Tension between national security concerns and the open nature of scientific research is facing renewed attention in the current political climate. As a result, several federal agencies have issued recent or updated materials pertaining to policies regarding international research.
Rutgers University is committed to supporting and fostering international research collaborations through teaching, research, and service programs in NJ and throughout the world. This commitment requires that the institution fully supports faculty and research staff as it complies with all the relevant regulation and guidelines accompanying federal funding.
SEBS encourage and promotes students, faculty, and visitors to incorporate internationalization in their academic pursuits to foster global perspectives that address modern scientific challenges on local and global scales. The SEBS Office of International Programs supports study abroad in the sciences, faculty research, and exchange collaborations, and welcomes incoming international students with specialized program enrichment.
The Office of Research and Economic Development has established a high-level working group to monitor and address these policies and issues as they evolve.
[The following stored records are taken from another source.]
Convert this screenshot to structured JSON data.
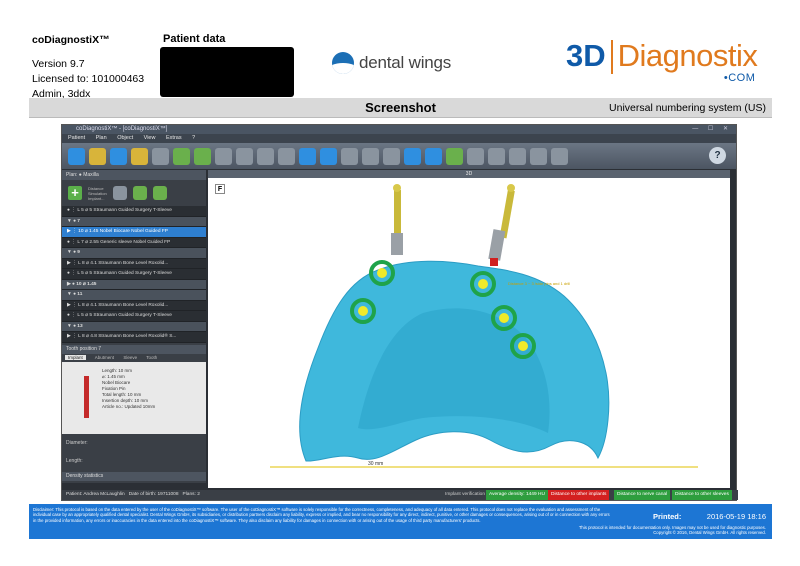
{
  "header": {
    "app_name": "coDiagnostiX™",
    "version": "Version 9.7",
    "license": "Licensed to: 101000463",
    "user": "Admin, 3ddx",
    "patient_label": "Patient data",
    "dw_logo": "dental wings",
    "dd_logo_3d": "3D",
    "dd_logo_name": "Diagnostix",
    "dd_logo_com": "•COM"
  },
  "title_bar": {
    "title": "Screenshot",
    "numbering": "Universal numbering system (US)"
  },
  "app_window": {
    "window_title": "coDiagnostiX™ - [coDiagnostiX™]",
    "menu": [
      "Patient",
      "Plan",
      "Object",
      "View",
      "Extras",
      "?"
    ],
    "left_panel": {
      "plan_label": "Plan: ● Maxilla",
      "tool_hints": [
        "Distance",
        "Simulation",
        "Implant..."
      ],
      "rows": [
        {
          "text": "●  ⋮  L  5  ⌀ 5  Straumann Guided Surgery T-Sleeve",
          "type": "item"
        },
        {
          "text": "▼  ●  7",
          "type": "grp"
        },
        {
          "text": "▶  ⋮  10  ⌀ 1.45  Nobel Biocare Nobel Guided FP",
          "type": "sel"
        },
        {
          "text": "●  ⋮  L  7  ⌀ 2.55  Generic sleeve Nobel Guided FP",
          "type": "item"
        },
        {
          "text": "▼  ●  9",
          "type": "grp"
        },
        {
          "text": "▶  ⋮  L  8  ⌀ 4.1  Straumann Bone Level Roxolid...",
          "type": "item"
        },
        {
          "text": "●  ⋮  L  5  ⌀ 5  Straumann Guided Surgery T-Sleeve",
          "type": "item"
        },
        {
          "text": "▶  ●  10  ⌀ 1.45",
          "type": "grp"
        },
        {
          "text": "▼  ●  11",
          "type": "grp"
        },
        {
          "text": "▶  ⋮  L  8  ⌀ 4.1  Straumann Bone Level Roxolid...",
          "type": "item"
        },
        {
          "text": "●  ⋮  L  5  ⌀ 5  Straumann Guided Surgery T-Sleeve",
          "type": "item"
        },
        {
          "text": "▼  ●  13",
          "type": "grp"
        },
        {
          "text": "▶  ⋮  L  8  ⌀ 4.8  Straumann Bone Level Roxolid® S...",
          "type": "item"
        }
      ],
      "tooth_position_label": "Tooth position 7",
      "tabs": [
        "Implant",
        "Abutment",
        "Sleeve",
        "Tooth"
      ],
      "detail_lines": [
        "Length: 10 mm",
        "⌀: 1.45 mm",
        "Nobel Biocare",
        "Fixation Pin",
        "Total length: 10 mm",
        "Insertion depth: 10 mm",
        "Article no.: Updated 10mm"
      ],
      "diameter_label": "Diameter:",
      "length_label": "Length:",
      "density_label": "Density statistics"
    },
    "viewport": {
      "label": "3D",
      "corner_letter": "F",
      "scale_label": "30 mm",
      "annotation": "Distance 3 ~ 3 /side pins and 1 drill"
    },
    "status": {
      "patient_label": "Patient:",
      "patient_name": "Andrea McLaughlin",
      "dob_label": "Date of birth:",
      "dob": "19711008",
      "plans_label": "Plans:",
      "plans": "2",
      "verification": "Implant verification",
      "avg_density": "Average density: 1449 HU",
      "dist_implants": "Distance to other implants",
      "dist_canal": "Distance to nerve canal",
      "dist_sleeves": "Distance to other sleeves"
    }
  },
  "disclaimer": {
    "text": "Disclaimer: This protocol is based on the data entered by the user of the coDiagnostiX™ software. The user of the coDiagnostiX™ software is solely responsible for the correctness, completeness, and adequacy of all data entered. This protocol does not replace the evaluation and assessment of the individual case by an appropriately qualified dental specialist. Dental Wings GmbH, its subsidiaries, or distribution partners disclaim any liability, express or implied, and bear no responsibility for any direct, indirect, punitive, or other damages or consequences, arising out of or in connection with any errors in the provided information, any errors or inaccuracies in the data entered into the coDiagnostiX™ software. They also disclaim any liability for damages in connection with or arising out of the usage of third party manufacturers' products.",
    "printed_label": "Printed:",
    "printed_value": "2016-05-19  18:16",
    "note": "This protocol is intended for documentation only. Images may not be used for diagnostic purposes.",
    "copyright": "Copyright © 2016, Dental Wings GmbH. All rights reserved."
  },
  "colors": {
    "accent_blue": "#1d76d4",
    "logo_orange": "#e07a1e",
    "scan_cyan": "#3fb8dc",
    "implant_green": "#1fa34a"
  }
}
They will be creating a website that will contain information to help guide investigators with regard to federal requirements. Below is a list of issues and information about issues with international research:
- Foreign components in an NIH-funded research, or want to work with visiting personnel supported by a foreign entity – contact your School Research Administration representative or Research and Sponsored Programs
- Receipt of gifts from a foreign entity – Enterprise Risk Management, Ethics & Compliance and Rutgers University Foundation
- Oversight of laboratories in a foreign country; consulting, advisory, or ownership interest in foreign entity – Conflict of Interest
- Participation in foreign talent or recruitment programs – Office of General Counsel
- Travel internationally on RU business, host visiting scholars, students or individuals from a foreign entity or government – Export Controls
- Have invented intellectual property, optioned, licensed or marketed by a foreign entity – Research Commercialization